Controlling host weeds and the disease vector are primary concerns for Salinas Valley lettuce growers as the reemergence of western flower thrips-vectored Impatiens Necrotic Spot Virus (INSV) has caused significant yield losses.

Mary Zischke, who leads an INSV task force created by Grower-Shipper Association of Central California, said the winter offseason for lettuce is a critical time to control host weeds.

INSV in lettuce causes necrotic patterns on the inner leaves of the plant as well as significant stunting. Zischke’s task force is identifying major research questions, examining treatment strategies and developing treatment efficacy levels. The task force is also building a grower education program specific to viral disease and is establishing a network for information sharing.

Lettuce is a key host for INSV during the lettuce production season, but during the winter when there are no lettuce fields, the virus survives in weedy host plants in a variety of habitats: roadsides, ditches, waste areas around equipment yards, and natural areas. Vineyards can also be habitat for INSV due to the presence of infected weed hosts.

Task force GAPS that are being recommended to growers and farm managers include disking harvested fields as soon as possible and aggressively managing weed hosts. That includes weeds in lettuce fields, other adjacent crops and border areas where possible.

Preferred weed hosts include hairy fleabane, annual sow thistle, common lambsquarter, purslane, field bindweed, malva, mare’s tail and nettleleaf goosefoot.

Little mallow, annual sow thistle and nettleleaf goosefoot are also common in vineyards and have relatively high levels of INSV, being good hosts for thrips, particularly when flowering.

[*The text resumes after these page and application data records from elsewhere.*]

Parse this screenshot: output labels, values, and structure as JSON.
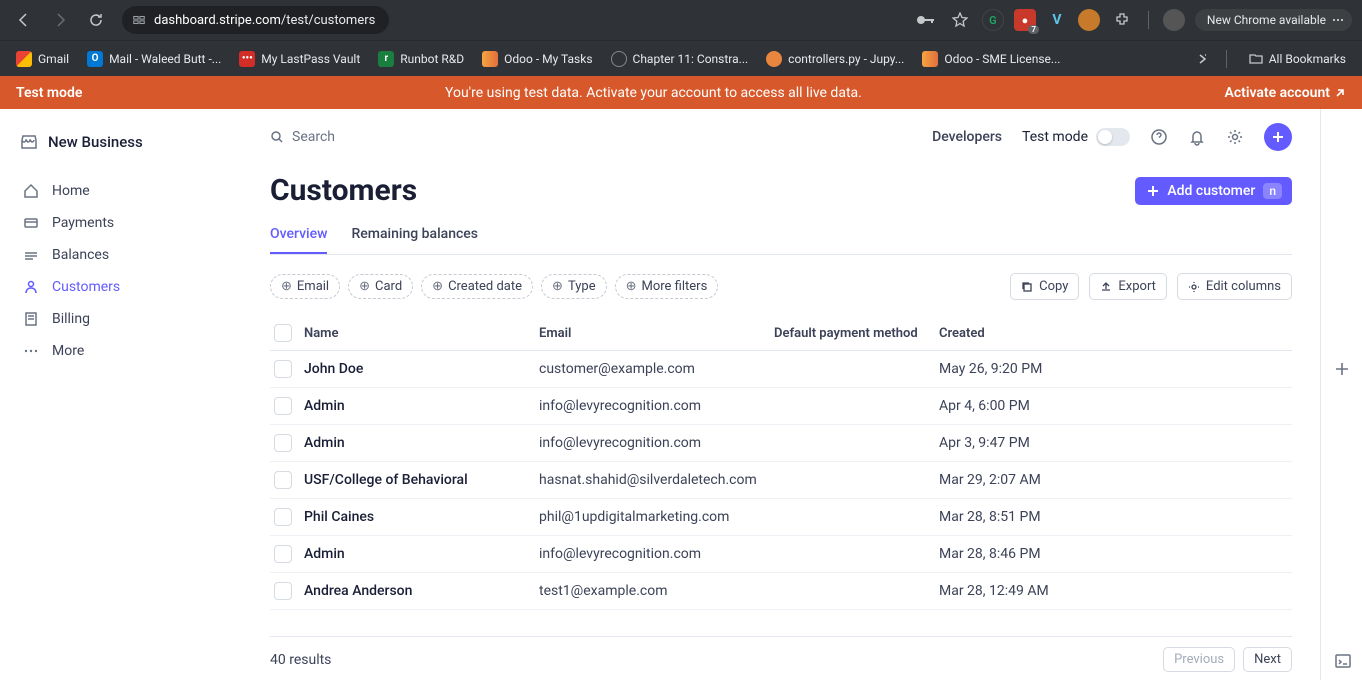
{
  "browser": {
    "url_host": "dashboard.stripe.com",
    "url_path": "/test/customers",
    "new_chrome": "New Chrome available"
  },
  "bookmarks": [
    {
      "label": "Gmail",
      "icon": "gmail"
    },
    {
      "label": "Mail - Waleed Butt -...",
      "icon": "outlook"
    },
    {
      "label": "My LastPass Vault",
      "icon": "lastpass"
    },
    {
      "label": "Runbot R&D",
      "icon": "runbot"
    },
    {
      "label": "Odoo - My Tasks",
      "icon": "odoo"
    },
    {
      "label": "Chapter 11: Constra...",
      "icon": "globe"
    },
    {
      "label": "controllers.py - Jupy...",
      "icon": "jupyter"
    },
    {
      "label": "Odoo - SME License...",
      "icon": "odoo"
    }
  ],
  "all_bookmarks": "All Bookmarks",
  "banner": {
    "left": "Test mode",
    "center": "You're using test data. Activate your account to access all live data.",
    "right": "Activate account"
  },
  "sidebar": {
    "business": "New Business",
    "items": [
      {
        "label": "Home"
      },
      {
        "label": "Payments"
      },
      {
        "label": "Balances"
      },
      {
        "label": "Customers"
      },
      {
        "label": "Billing"
      },
      {
        "label": "More"
      }
    ]
  },
  "topbar": {
    "search": "Search",
    "developers": "Developers",
    "test_mode": "Test mode"
  },
  "page": {
    "title": "Customers",
    "add_btn": "Add customer",
    "kbd": "n"
  },
  "tabs": [
    {
      "label": "Overview",
      "active": true
    },
    {
      "label": "Remaining balances",
      "active": false
    }
  ],
  "filters": [
    "Email",
    "Card",
    "Created date",
    "Type",
    "More filters"
  ],
  "actions": {
    "copy": "Copy",
    "export": "Export",
    "edit": "Edit columns"
  },
  "columns": {
    "name": "Name",
    "email": "Email",
    "payment": "Default payment method",
    "created": "Created"
  },
  "rows": [
    {
      "name": "John Doe",
      "email": "customer@example.com",
      "payment": "",
      "created": "May 26, 9:20 PM"
    },
    {
      "name": "Admin",
      "email": "info@levyrecognition.com",
      "payment": "",
      "created": "Apr 4, 6:00 PM"
    },
    {
      "name": "Admin",
      "email": "info@levyrecognition.com",
      "payment": "",
      "created": "Apr 3, 9:47 PM"
    },
    {
      "name": "USF/College of Behavioral",
      "email": "hasnat.shahid@silverdaletech.com",
      "payment": "",
      "created": "Mar 29, 2:07 AM"
    },
    {
      "name": "Phil Caines",
      "email": "phil@1updigitalmarketing.com",
      "payment": "",
      "created": "Mar 28, 8:51 PM"
    },
    {
      "name": "Admin",
      "email": "info@levyrecognition.com",
      "payment": "",
      "created": "Mar 28, 8:46 PM"
    },
    {
      "name": "Andrea Anderson",
      "email": "test1@example.com",
      "payment": "",
      "created": "Mar 28, 12:49 AM"
    }
  ],
  "footer": {
    "results": "40 results",
    "prev": "Previous",
    "next": "Next"
  }
}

Weed control is particularly important in the spring when thrips populations begin to increase. It is unclear how far thrips can move, but they rely heavily on the Salinas Valley winds for long-distance dispersal. Monitoring efforts showed that thrips are equally distributed in the wind column up to 10 feet high and have even been detected in moderate numbers at heights above 20 feet.

Zischke said a USDA Salinas monitoring program is in place to report thrips activity on a year-round basis.

Losses from INSV in 2020 exceeded $50 million. The INSV Task Force, composed of growers, PCA's, the Grower-Shipper Association, the County Agricultural Commissioner and researchers, meets weekly to discuss ways of reducing the spread of INSV.